## WHAT IS NEEDED
Each record is to be given again precisely as written.

· · · · · · ·

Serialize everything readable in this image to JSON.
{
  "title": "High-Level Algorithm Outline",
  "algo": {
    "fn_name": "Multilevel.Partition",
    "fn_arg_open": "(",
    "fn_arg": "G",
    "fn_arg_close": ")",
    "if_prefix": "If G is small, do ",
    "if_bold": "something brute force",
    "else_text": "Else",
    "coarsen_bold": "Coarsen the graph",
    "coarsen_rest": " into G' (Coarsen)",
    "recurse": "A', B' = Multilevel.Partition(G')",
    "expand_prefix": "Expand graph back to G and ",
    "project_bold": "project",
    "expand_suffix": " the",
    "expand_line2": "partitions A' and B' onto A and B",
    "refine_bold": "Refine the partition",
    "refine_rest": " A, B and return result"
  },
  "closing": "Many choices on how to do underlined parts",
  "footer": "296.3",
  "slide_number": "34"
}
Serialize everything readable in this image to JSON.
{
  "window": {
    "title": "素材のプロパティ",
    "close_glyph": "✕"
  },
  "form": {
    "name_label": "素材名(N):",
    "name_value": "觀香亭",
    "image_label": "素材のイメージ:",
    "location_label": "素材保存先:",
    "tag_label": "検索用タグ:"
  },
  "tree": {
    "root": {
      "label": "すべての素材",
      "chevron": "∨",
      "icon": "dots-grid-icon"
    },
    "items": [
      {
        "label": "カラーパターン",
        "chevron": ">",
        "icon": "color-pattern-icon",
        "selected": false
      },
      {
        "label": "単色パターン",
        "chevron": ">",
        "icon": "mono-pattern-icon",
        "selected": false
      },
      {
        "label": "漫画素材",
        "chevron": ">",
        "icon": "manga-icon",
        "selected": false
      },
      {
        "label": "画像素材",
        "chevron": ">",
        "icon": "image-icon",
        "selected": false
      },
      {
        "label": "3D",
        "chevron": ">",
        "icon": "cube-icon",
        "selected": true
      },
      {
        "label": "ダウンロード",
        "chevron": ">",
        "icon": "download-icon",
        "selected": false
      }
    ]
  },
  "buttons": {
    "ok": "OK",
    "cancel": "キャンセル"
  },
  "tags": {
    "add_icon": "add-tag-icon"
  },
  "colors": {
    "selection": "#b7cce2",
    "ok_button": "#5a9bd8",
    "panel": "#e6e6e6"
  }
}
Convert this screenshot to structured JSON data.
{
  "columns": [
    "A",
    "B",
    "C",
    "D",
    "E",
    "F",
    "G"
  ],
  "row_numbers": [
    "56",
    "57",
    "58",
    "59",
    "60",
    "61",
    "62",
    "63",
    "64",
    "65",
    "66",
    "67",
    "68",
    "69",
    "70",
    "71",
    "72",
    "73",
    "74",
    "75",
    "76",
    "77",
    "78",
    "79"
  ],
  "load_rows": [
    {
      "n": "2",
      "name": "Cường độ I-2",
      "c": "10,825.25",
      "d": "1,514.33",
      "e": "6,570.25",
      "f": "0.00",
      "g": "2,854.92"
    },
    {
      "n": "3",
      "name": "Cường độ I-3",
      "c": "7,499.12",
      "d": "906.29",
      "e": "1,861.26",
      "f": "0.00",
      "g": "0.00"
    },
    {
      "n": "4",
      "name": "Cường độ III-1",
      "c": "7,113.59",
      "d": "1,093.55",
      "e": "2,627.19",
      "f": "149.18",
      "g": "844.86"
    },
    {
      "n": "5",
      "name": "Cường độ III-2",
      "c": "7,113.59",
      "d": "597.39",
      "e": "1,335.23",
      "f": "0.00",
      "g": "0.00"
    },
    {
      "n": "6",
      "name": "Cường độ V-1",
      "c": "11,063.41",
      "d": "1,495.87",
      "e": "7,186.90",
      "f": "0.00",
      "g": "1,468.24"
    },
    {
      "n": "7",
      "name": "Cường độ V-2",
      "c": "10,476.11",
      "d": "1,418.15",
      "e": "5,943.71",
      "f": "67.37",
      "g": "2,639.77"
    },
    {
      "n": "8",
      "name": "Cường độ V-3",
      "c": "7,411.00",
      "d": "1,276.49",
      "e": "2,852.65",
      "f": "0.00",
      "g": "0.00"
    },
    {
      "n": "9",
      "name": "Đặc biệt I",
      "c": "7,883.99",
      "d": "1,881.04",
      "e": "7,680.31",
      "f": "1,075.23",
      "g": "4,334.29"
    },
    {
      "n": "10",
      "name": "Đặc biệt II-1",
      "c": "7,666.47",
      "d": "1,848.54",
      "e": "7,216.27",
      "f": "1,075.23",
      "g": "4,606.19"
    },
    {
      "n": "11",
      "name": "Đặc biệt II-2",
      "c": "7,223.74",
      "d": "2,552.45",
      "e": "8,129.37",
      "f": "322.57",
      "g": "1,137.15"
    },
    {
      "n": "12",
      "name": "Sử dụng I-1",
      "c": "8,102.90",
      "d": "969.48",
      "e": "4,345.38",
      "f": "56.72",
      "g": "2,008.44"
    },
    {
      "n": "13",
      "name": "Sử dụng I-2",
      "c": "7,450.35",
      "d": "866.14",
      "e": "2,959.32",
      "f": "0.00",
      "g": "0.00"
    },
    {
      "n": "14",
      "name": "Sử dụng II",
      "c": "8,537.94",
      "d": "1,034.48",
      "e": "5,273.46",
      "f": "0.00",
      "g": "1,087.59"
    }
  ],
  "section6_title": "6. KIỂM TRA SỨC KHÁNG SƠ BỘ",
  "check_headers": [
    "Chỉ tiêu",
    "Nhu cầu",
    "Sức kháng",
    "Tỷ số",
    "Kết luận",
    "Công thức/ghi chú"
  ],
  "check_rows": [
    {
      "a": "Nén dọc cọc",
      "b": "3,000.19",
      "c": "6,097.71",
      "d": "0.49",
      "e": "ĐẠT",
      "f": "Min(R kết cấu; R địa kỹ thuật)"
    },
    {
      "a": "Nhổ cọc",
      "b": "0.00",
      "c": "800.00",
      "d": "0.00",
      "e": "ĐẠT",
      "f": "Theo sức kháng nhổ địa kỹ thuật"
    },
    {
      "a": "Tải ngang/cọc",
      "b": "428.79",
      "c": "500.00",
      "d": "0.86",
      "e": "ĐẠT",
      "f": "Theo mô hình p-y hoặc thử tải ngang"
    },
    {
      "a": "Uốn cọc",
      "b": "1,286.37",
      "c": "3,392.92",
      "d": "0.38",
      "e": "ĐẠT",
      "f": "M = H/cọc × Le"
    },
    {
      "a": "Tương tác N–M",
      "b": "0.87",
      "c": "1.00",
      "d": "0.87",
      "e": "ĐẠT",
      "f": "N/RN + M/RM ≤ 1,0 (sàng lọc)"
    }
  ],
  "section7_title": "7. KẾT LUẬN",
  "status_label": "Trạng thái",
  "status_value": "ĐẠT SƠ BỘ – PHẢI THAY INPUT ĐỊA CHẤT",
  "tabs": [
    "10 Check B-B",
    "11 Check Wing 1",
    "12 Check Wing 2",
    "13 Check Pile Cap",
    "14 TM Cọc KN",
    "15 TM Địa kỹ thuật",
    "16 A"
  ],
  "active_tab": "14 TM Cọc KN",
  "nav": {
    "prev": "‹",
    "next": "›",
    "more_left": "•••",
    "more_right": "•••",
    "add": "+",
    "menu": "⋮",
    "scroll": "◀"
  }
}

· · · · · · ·

## EXERCISE RESULT
Serialize everything readable in this image to JSON.
{
  "title": "High-Level Algorithm Outline",
  "algo": {
    "fn_name": "Multilevel.Partition",
    "fn_arg_open": "(",
    "fn_arg": "G",
    "fn_arg_close": ")",
    "if_prefix": "If G is small, do ",
    "if_bold": "something brute force",
    "else_text": "Else",
    "coarsen_bold": "Coarsen the graph",
    "coarsen_rest": " into G' (Coarsen)",
    "recurse": "A', B' = Multilevel.Partition(G')",
    "expand_prefix": "Expand graph back to G and ",
    "project_bold": "project",
    "expand_suffix": " the",
    "expand_line2": "partitions A' and B' onto A and B",
    "refine_bold": "Refine the partition",
    "refine_rest": " A, B and return result"
  },
  "closing": "Many choices on how to do underlined parts",
  "footer": "296.3",
  "slide_number": "34"
}
Serialize everything readable in this image to JSON.
{
  "window": {
    "title": "素材のプロパティ",
    "close_glyph": "✕"
  },
  "form": {
    "name_label": "素材名(N):",
    "name_value": "觀香亭",
    "image_label": "素材のイメージ:",
    "location_label": "素材保存先:",
    "tag_label": "検索用タグ:"
  },
  "tree": {
    "root": {
      "label": "すべての素材",
      "chevron": "∨",
      "icon": "dots-grid-icon"
    },
    "items": [
      {
        "label": "カラーパターン",
        "chevron": ">",
        "icon": "color-pattern-icon",
        "selected": false
      },
      {
        "label": "単色パターン",
        "chevron": ">",
        "icon": "mono-pattern-icon",
        "selected": false
      },
      {
        "label": "漫画素材",
        "chevron": ">",
        "icon": "manga-icon",
        "selected": false
      },
      {
        "label": "画像素材",
        "chevron": ">",
        "icon": "image-icon",
        "selected": false
      },
      {
        "label": "3D",
        "chevron": ">",
        "icon": "cube-icon",
        "selected": true
      },
      {
        "label": "ダウンロード",
        "chevron": ">",
        "icon": "download-icon",
        "selected": false
      }
    ]
  },
  "buttons": {
    "ok": "OK",
    "cancel": "キャンセル"
  },
  "tags": {
    "add_icon": "add-tag-icon"
  },
  "colors": {
    "selection": "#b7cce2",
    "ok_button": "#5a9bd8",
    "panel": "#e6e6e6"
  }
}
Convert this screenshot to structured JSON data.
{
  "columns": [
    "A",
    "B",
    "C",
    "D",
    "E",
    "F",
    "G"
  ],
  "row_numbers": [
    "56",
    "57",
    "58",
    "59",
    "60",
    "61",
    "62",
    "63",
    "64",
    "65",
    "66",
    "67",
    "68",
    "69",
    "70",
    "71",
    "72",
    "73",
    "74",
    "75",
    "76",
    "77",
    "78",
    "79"
  ],
  "load_rows": [
    {
      "n": "2",
      "name": "Cường độ I-2",
      "c": "10,825.25",
      "d": "1,514.33",
      "e": "6,570.25",
      "f": "0.00",
      "g": "2,854.92"
    },
    {
      "n": "3",
      "name": "Cường độ I-3",
      "c": "7,499.12",
      "d": "906.29",
      "e": "1,861.26",
      "f": "0.00",
      "g": "0.00"
    },
    {
      "n": "4",
      "name": "Cường độ III-1",
      "c": "7,113.59",
      "d": "1,093.55",
      "e": "2,627.19",
      "f": "149.18",
      "g": "844.86"
    },
    {
      "n": "5",
      "name": "Cường độ III-2",
      "c": "7,113.59",
      "d": "597.39",
      "e": "1,335.23",
      "f": "0.00",
      "g": "0.00"
    },
    {
      "n": "6",
      "name": "Cường độ V-1",
      "c": "11,063.41",
      "d": "1,495.87",
      "e": "7,186.90",
      "f": "0.00",
      "g": "1,468.24"
    },
    {
      "n": "7",
      "name": "Cường độ V-2",
      "c": "10,476.11",
      "d": "1,418.15",
      "e": "5,943.71",
      "f": "67.37",
      "g": "2,639.77"
    },
    {
      "n": "8",
      "name": "Cường độ V-3",
      "c": "7,411.00",
      "d": "1,276.49",
      "e": "2,852.65",
      "f": "0.00",
      "g": "0.00"
    },
    {
      "n": "9",
      "name": "Đặc biệt I",
      "c": "7,883.99",
      "d": "1,881.04",
      "e": "7,680.31",
      "f": "1,075.23",
      "g": "4,334.29"
    },
    {
      "n": "10",
      "name": "Đặc biệt II-1",
      "c": "7,666.47",
      "d": "1,848.54",
      "e": "7,216.27",
      "f": "1,075.23",
      "g": "4,606.19"
    },
    {
      "n": "11",
      "name": "Đặc biệt II-2",
      "c": "7,223.74",
      "d": "2,552.45",
      "e": "8,129.37",
      "f": "322.57",
      "g": "1,137.15"
    },
    {
      "n": "12",
      "name": "Sử dụng I-1",
      "c": "8,102.90",
      "d": "969.48",
      "e": "4,345.38",
      "f": "56.72",
      "g": "2,008.44"
    },
    {
      "n": "13",
      "name": "Sử dụng I-2",
      "c": "7,450.35",
      "d": "866.14",
      "e": "2,959.32",
      "f": "0.00",
      "g": "0.00"
    },
    {
      "n": "14",
      "name": "Sử dụng II",
      "c": "8,537.94",
      "d": "1,034.48",
      "e": "5,273.46",
      "f": "0.00",
      "g": "1,087.59"
    }
  ],
  "section6_title": "6. KIỂM TRA SỨC KHÁNG SƠ BỘ",
  "check_headers": [
    "Chỉ tiêu",
    "Nhu cầu",
    "Sức kháng",
    "Tỷ số",
    "Kết luận",
    "Công thức/ghi chú"
  ],
  "check_rows": [
    {
      "a": "Nén dọc cọc",
      "b": "3,000.19",
      "c": "6,097.71",
      "d": "0.49",
      "e": "ĐẠT",
      "f": "Min(R kết cấu; R địa kỹ thuật)"
    },
    {
      "a": "Nhổ cọc",
      "b": "0.00",
      "c": "800.00",
      "d": "0.00",
      "e": "ĐẠT",
      "f": "Theo sức kháng nhổ địa kỹ thuật"
    },
    {
      "a": "Tải ngang/cọc",
      "b": "428.79",
      "c": "500.00",
      "d": "0.86",
      "e": "ĐẠT",
      "f": "Theo mô hình p-y hoặc thử tải ngang"
    },
    {
      "a": "Uốn cọc",
      "b": "1,286.37",
      "c": "3,392.92",
      "d": "0.38",
      "e": "ĐẠT",
      "f": "M = H/cọc × Le"
    },
    {
      "a": "Tương tác N–M",
      "b": "0.87",
      "c": "1.00",
      "d": "0.87",
      "e": "ĐẠT",
      "f": "N/RN + M/RM ≤ 1,0 (sàng lọc)"
    }
  ],
  "section7_title": "7. KẾT LUẬN",
  "status_label": "Trạng thái",
  "status_value": "ĐẠT SƠ BỘ – PHẢI THAY INPUT ĐỊA CHẤT",
  "tabs": [
    "10 Check B-B",
    "11 Check Wing 1",
    "12 Check Wing 2",
    "13 Check Pile Cap",
    "14 TM Cọc KN",
    "15 TM Địa kỹ thuật",
    "16 A"
  ],
  "active_tab": "14 TM Cọc KN",
  "nav": {
    "prev": "‹",
    "next": "›",
    "more_left": "•••",
    "more_right": "•••",
    "add": "+",
    "menu": "⋮",
    "scroll": "◀"
  }
}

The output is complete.